**EXERCISE DETAILS**
Your copy should repeat each record below exactly and contain no images.

[Dataset items]
------------------------------------------------

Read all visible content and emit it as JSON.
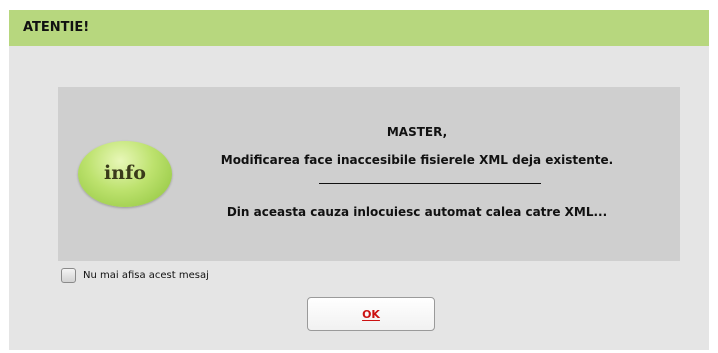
{
  "dialog": {
    "title": "ATENTIE!",
    "icon": "info-badge-icon",
    "icon_text": "info",
    "message": {
      "line1": "MASTER,",
      "line2": "Modificarea face inaccesibile fisierele XML deja existente.",
      "line3": "Din aceasta cauza inlocuiesc automat calea catre XML..."
    },
    "checkbox": {
      "label": "Nu mai afisa acest mesaj",
      "checked": false
    },
    "ok_button": {
      "label": "OK"
    }
  },
  "colors": {
    "titlebar": "#b7d77e",
    "dialog_bg": "#e5e5e5",
    "panel_bg": "#cfcfcf",
    "ok_text": "#cc1111"
  }
}
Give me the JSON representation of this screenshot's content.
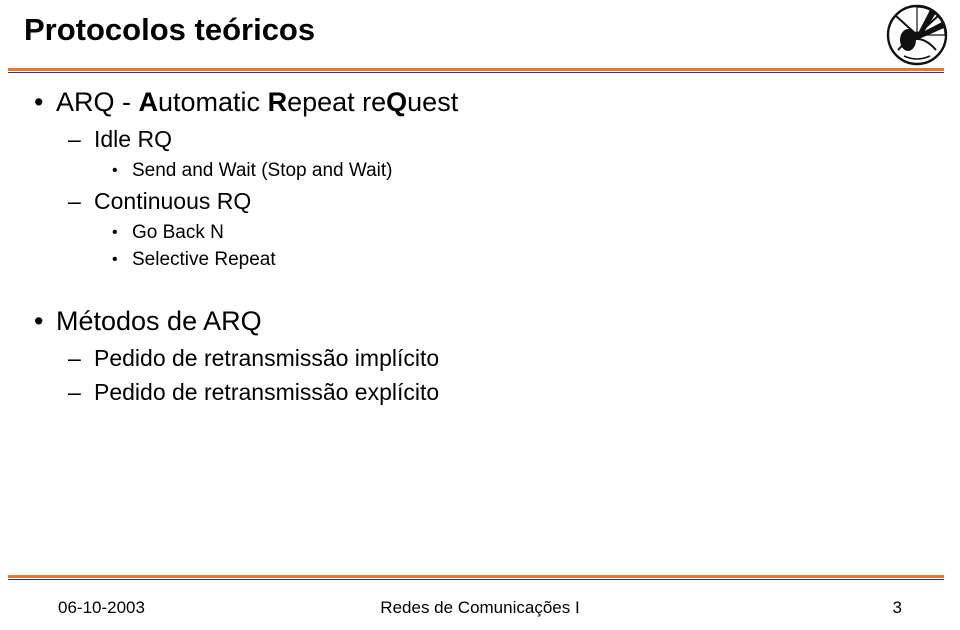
{
  "slide": {
    "title": "Protocolos teóricos",
    "logo_name": "institution-logo",
    "accent_color": "#E8762C",
    "rule_secondary_color": "#2B3A8F",
    "text_color": "#000000",
    "body": [
      {
        "level": 1,
        "bullet": "•",
        "segments": [
          {
            "text": "ARQ - ",
            "bold": false
          },
          {
            "text": "A",
            "bold": true
          },
          {
            "text": "utomatic ",
            "bold": false
          },
          {
            "text": "R",
            "bold": true
          },
          {
            "text": "epeat re",
            "bold": false
          },
          {
            "text": "Q",
            "bold": true
          },
          {
            "text": "uest",
            "bold": false
          }
        ]
      },
      {
        "level": 2,
        "bullet": "–",
        "text": "Idle RQ"
      },
      {
        "level": 3,
        "bullet": "•",
        "text": "Send and Wait (Stop and Wait)"
      },
      {
        "level": 2,
        "bullet": "–",
        "text": "Continuous RQ"
      },
      {
        "level": 3,
        "bullet": "•",
        "text": "Go Back N"
      },
      {
        "level": 3,
        "bullet": "•",
        "text": "Selective Repeat"
      },
      {
        "level": 1,
        "bullet": "•",
        "text": "Métodos de ARQ"
      },
      {
        "level": 2,
        "bullet": "–",
        "text": "Pedido de retransmissão implícito"
      },
      {
        "level": 2,
        "bullet": "–",
        "text": "Pedido de retransmissão explícito"
      }
    ]
  },
  "footer": {
    "date": "06-10-2003",
    "course": "Redes de Comunicações I",
    "page_number": "3"
  }
}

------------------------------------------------

**ANSWER BOX**
Read all visible content and emit it as JSON.
{
  "dialog": {
    "title": "ATENTIE!",
    "icon": "info-badge-icon",
    "icon_text": "info",
    "message": {
      "line1": "MASTER,",
      "line2": "Modificarea face inaccesibile fisierele XML deja existente.",
      "line3": "Din aceasta cauza inlocuiesc automat calea catre XML..."
    },
    "checkbox": {
      "label": "Nu mai afisa acest mesaj",
      "checked": false
    },
    "ok_button": {
      "label": "OK"
    }
  },
  "colors": {
    "titlebar": "#b7d77e",
    "dialog_bg": "#e5e5e5",
    "panel_bg": "#cfcfcf",
    "ok_text": "#cc1111"
  }
}
Give me the JSON representation of this screenshot's content.
{
  "slide": {
    "title": "Protocolos teóricos",
    "logo_name": "institution-logo",
    "accent_color": "#E8762C",
    "rule_secondary_color": "#2B3A8F",
    "text_color": "#000000",
    "body": [
      {
        "level": 1,
        "bullet": "•",
        "segments": [
          {
            "text": "ARQ - ",
            "bold": false
          },
          {
            "text": "A",
            "bold": true
          },
          {
            "text": "utomatic ",
            "bold": false
          },
          {
            "text": "R",
            "bold": true
          },
          {
            "text": "epeat re",
            "bold": false
          },
          {
            "text": "Q",
            "bold": true
          },
          {
            "text": "uest",
            "bold": false
          }
        ]
      },
      {
        "level": 2,
        "bullet": "–",
        "text": "Idle RQ"
      },
      {
        "level": 3,
        "bullet": "•",
        "text": "Send and Wait (Stop and Wait)"
      },
      {
        "level": 2,
        "bullet": "–",
        "text": "Continuous RQ"
      },
      {
        "level": 3,
        "bullet": "•",
        "text": "Go Back N"
      },
      {
        "level": 3,
        "bullet": "•",
        "text": "Selective Repeat"
      },
      {
        "level": 1,
        "bullet": "•",
        "text": "Métodos de ARQ"
      },
      {
        "level": 2,
        "bullet": "–",
        "text": "Pedido de retransmissão implícito"
      },
      {
        "level": 2,
        "bullet": "–",
        "text": "Pedido de retransmissão explícito"
      }
    ]
  },
  "footer": {
    "date": "06-10-2003",
    "course": "Redes de Comunicações I",
    "page_number": "3"
  }
}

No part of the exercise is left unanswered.